Stored entries
++++
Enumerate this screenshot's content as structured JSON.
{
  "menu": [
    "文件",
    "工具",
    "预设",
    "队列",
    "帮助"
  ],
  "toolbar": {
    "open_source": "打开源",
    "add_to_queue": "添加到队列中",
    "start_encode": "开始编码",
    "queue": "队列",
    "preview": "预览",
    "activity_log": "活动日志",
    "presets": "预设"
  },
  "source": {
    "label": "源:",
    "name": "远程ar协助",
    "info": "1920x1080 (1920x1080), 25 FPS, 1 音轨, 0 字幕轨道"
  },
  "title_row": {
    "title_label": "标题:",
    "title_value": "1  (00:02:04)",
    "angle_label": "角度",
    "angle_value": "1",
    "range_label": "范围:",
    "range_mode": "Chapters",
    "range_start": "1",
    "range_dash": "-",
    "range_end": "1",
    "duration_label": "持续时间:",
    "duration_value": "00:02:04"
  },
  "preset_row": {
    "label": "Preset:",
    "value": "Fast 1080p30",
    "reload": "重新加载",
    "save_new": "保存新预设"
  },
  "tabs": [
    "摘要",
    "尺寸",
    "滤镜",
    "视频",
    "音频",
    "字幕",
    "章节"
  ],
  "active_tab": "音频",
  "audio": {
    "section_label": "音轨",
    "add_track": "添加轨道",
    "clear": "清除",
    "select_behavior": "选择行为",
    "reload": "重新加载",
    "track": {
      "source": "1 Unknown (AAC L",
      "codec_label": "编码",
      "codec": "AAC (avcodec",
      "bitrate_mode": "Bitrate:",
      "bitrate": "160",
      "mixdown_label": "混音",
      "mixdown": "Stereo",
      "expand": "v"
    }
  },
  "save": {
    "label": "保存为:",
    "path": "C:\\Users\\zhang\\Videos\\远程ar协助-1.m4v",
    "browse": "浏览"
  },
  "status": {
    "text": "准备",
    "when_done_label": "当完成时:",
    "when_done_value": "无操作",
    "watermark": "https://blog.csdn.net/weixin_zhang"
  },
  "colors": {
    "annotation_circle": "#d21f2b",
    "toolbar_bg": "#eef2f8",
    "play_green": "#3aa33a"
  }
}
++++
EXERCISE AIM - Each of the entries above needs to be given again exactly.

EXPECTED OUTPUT -
Enumerate this screenshot's content as structured JSON.
{
  "menu": [
    "文件",
    "工具",
    "预设",
    "队列",
    "帮助"
  ],
  "toolbar": {
    "open_source": "打开源",
    "add_to_queue": "添加到队列中",
    "start_encode": "开始编码",
    "queue": "队列",
    "preview": "预览",
    "activity_log": "活动日志",
    "presets": "预设"
  },
  "source": {
    "label": "源:",
    "name": "远程ar协助",
    "info": "1920x1080 (1920x1080), 25 FPS, 1 音轨, 0 字幕轨道"
  },
  "title_row": {
    "title_label": "标题:",
    "title_value": "1  (00:02:04)",
    "angle_label": "角度",
    "angle_value": "1",
    "range_label": "范围:",
    "range_mode": "Chapters",
    "range_start": "1",
    "range_dash": "-",
    "range_end": "1",
    "duration_label": "持续时间:",
    "duration_value": "00:02:04"
  },
  "preset_row": {
    "label": "Preset:",
    "value": "Fast 1080p30",
    "reload": "重新加载",
    "save_new": "保存新预设"
  },
  "tabs": [
    "摘要",
    "尺寸",
    "滤镜",
    "视频",
    "音频",
    "字幕",
    "章节"
  ],
  "active_tab": "音频",
  "audio": {
    "section_label": "音轨",
    "add_track": "添加轨道",
    "clear": "清除",
    "select_behavior": "选择行为",
    "reload": "重新加载",
    "track": {
      "source": "1 Unknown (AAC L",
      "codec_label": "编码",
      "codec": "AAC (avcodec",
      "bitrate_mode": "Bitrate:",
      "bitrate": "160",
      "mixdown_label": "混音",
      "mixdown": "Stereo",
      "expand": "v"
    }
  },
  "save": {
    "label": "保存为:",
    "path": "C:\\Users\\zhang\\Videos\\远程ar协助-1.m4v",
    "browse": "浏览"
  },
  "status": {
    "text": "准备",
    "when_done_label": "当完成时:",
    "when_done_value": "无操作",
    "watermark": "https://blog.csdn.net/weixin_zhang"
  },
  "colors": {
    "annotation_circle": "#d21f2b",
    "toolbar_bg": "#eef2f8",
    "play_green": "#3aa33a"
  }
}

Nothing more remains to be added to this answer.